Working data:
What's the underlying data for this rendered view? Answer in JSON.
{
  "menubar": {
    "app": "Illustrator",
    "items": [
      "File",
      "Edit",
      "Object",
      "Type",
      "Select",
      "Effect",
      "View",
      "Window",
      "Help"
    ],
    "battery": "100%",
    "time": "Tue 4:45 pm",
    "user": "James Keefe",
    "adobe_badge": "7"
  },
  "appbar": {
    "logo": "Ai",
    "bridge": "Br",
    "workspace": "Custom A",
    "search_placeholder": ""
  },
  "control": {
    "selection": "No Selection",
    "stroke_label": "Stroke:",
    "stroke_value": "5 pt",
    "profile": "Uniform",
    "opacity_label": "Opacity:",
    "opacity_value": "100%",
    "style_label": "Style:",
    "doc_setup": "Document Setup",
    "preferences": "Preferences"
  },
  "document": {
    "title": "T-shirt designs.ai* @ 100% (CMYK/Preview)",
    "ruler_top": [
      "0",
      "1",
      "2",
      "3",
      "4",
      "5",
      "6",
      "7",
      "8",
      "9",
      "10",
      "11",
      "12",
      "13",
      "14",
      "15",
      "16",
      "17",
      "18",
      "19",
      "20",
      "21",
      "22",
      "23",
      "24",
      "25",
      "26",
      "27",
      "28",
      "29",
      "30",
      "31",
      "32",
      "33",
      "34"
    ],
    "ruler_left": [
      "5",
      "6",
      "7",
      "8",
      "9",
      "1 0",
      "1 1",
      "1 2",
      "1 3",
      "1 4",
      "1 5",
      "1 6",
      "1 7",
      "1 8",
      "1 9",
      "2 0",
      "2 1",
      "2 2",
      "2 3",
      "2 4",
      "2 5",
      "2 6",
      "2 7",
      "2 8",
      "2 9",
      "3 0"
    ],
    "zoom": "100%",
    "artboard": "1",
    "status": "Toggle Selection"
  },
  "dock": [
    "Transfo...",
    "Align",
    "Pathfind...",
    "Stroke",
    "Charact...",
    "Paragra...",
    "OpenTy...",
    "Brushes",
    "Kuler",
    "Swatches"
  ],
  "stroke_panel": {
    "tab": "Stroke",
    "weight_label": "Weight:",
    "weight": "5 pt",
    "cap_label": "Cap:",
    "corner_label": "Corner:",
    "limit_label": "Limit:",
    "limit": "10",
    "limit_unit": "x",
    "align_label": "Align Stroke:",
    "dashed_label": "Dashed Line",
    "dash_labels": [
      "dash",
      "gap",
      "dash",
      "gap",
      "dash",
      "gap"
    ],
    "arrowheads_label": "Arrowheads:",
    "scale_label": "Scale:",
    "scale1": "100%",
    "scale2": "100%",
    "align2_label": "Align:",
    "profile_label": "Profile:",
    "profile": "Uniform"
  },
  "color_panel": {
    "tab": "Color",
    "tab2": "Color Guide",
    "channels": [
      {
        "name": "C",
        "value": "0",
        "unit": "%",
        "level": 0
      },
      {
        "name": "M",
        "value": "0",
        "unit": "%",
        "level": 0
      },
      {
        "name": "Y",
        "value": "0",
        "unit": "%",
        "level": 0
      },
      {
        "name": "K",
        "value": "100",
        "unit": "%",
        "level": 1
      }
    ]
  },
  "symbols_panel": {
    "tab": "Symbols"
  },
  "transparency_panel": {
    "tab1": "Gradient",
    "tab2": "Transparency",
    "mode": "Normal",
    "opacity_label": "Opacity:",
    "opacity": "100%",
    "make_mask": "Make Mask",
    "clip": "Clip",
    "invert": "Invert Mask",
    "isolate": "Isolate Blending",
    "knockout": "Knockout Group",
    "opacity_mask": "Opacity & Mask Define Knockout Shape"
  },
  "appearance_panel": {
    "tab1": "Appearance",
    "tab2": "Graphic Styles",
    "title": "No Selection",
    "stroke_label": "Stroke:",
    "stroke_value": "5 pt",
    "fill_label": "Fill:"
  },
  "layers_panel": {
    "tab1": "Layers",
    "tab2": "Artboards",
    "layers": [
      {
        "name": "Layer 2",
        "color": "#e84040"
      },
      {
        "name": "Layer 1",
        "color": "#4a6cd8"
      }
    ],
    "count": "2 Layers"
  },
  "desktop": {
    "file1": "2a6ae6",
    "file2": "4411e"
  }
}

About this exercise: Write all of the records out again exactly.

Output below:
What's the underlying data for this rendered view? Answer in JSON.
{
  "menubar": {
    "app": "Illustrator",
    "items": [
      "File",
      "Edit",
      "Object",
      "Type",
      "Select",
      "Effect",
      "View",
      "Window",
      "Help"
    ],
    "battery": "100%",
    "time": "Tue 4:45 pm",
    "user": "James Keefe",
    "adobe_badge": "7"
  },
  "appbar": {
    "logo": "Ai",
    "bridge": "Br",
    "workspace": "Custom A",
    "search_placeholder": ""
  },
  "control": {
    "selection": "No Selection",
    "stroke_label": "Stroke:",
    "stroke_value": "5 pt",
    "profile": "Uniform",
    "opacity_label": "Opacity:",
    "opacity_value": "100%",
    "style_label": "Style:",
    "doc_setup": "Document Setup",
    "preferences": "Preferences"
  },
  "document": {
    "title": "T-shirt designs.ai* @ 100% (CMYK/Preview)",
    "ruler_top": [
      "0",
      "1",
      "2",
      "3",
      "4",
      "5",
      "6",
      "7",
      "8",
      "9",
      "10",
      "11",
      "12",
      "13",
      "14",
      "15",
      "16",
      "17",
      "18",
      "19",
      "20",
      "21",
      "22",
      "23",
      "24",
      "25",
      "26",
      "27",
      "28",
      "29",
      "30",
      "31",
      "32",
      "33",
      "34"
    ],
    "ruler_left": [
      "5",
      "6",
      "7",
      "8",
      "9",
      "1 0",
      "1 1",
      "1 2",
      "1 3",
      "1 4",
      "1 5",
      "1 6",
      "1 7",
      "1 8",
      "1 9",
      "2 0",
      "2 1",
      "2 2",
      "2 3",
      "2 4",
      "2 5",
      "2 6",
      "2 7",
      "2 8",
      "2 9",
      "3 0"
    ],
    "zoom": "100%",
    "artboard": "1",
    "status": "Toggle Selection"
  },
  "dock": [
    "Transfo...",
    "Align",
    "Pathfind...",
    "Stroke",
    "Charact...",
    "Paragra...",
    "OpenTy...",
    "Brushes",
    "Kuler",
    "Swatches"
  ],
  "stroke_panel": {
    "tab": "Stroke",
    "weight_label": "Weight:",
    "weight": "5 pt",
    "cap_label": "Cap:",
    "corner_label": "Corner:",
    "limit_label": "Limit:",
    "limit": "10",
    "limit_unit": "x",
    "align_label": "Align Stroke:",
    "dashed_label": "Dashed Line",
    "dash_labels": [
      "dash",
      "gap",
      "dash",
      "gap",
      "dash",
      "gap"
    ],
    "arrowheads_label": "Arrowheads:",
    "scale_label": "Scale:",
    "scale1": "100%",
    "scale2": "100%",
    "align2_label": "Align:",
    "profile_label": "Profile:",
    "profile": "Uniform"
  },
  "color_panel": {
    "tab": "Color",
    "tab2": "Color Guide",
    "channels": [
      {
        "name": "C",
        "value": "0",
        "unit": "%",
        "level": 0
      },
      {
        "name": "M",
        "value": "0",
        "unit": "%",
        "level": 0
      },
      {
        "name": "Y",
        "value": "0",
        "unit": "%",
        "level": 0
      },
      {
        "name": "K",
        "value": "100",
        "unit": "%",
        "level": 1
      }
    ]
  },
  "symbols_panel": {
    "tab": "Symbols"
  },
  "transparency_panel": {
    "tab1": "Gradient",
    "tab2": "Transparency",
    "mode": "Normal",
    "opacity_label": "Opacity:",
    "opacity": "100%",
    "make_mask": "Make Mask",
    "clip": "Clip",
    "invert": "Invert Mask",
    "isolate": "Isolate Blending",
    "knockout": "Knockout Group",
    "opacity_mask": "Opacity & Mask Define Knockout Shape"
  },
  "appearance_panel": {
    "tab1": "Appearance",
    "tab2": "Graphic Styles",
    "title": "No Selection",
    "stroke_label": "Stroke:",
    "stroke_value": "5 pt",
    "fill_label": "Fill:"
  },
  "layers_panel": {
    "tab1": "Layers",
    "tab2": "Artboards",
    "layers": [
      {
        "name": "Layer 2",
        "color": "#e84040"
      },
      {
        "name": "Layer 1",
        "color": "#4a6cd8"
      }
    ],
    "count": "2 Layers"
  },
  "desktop": {
    "file1": "2a6ae6",
    "file2": "4411e"
  }
}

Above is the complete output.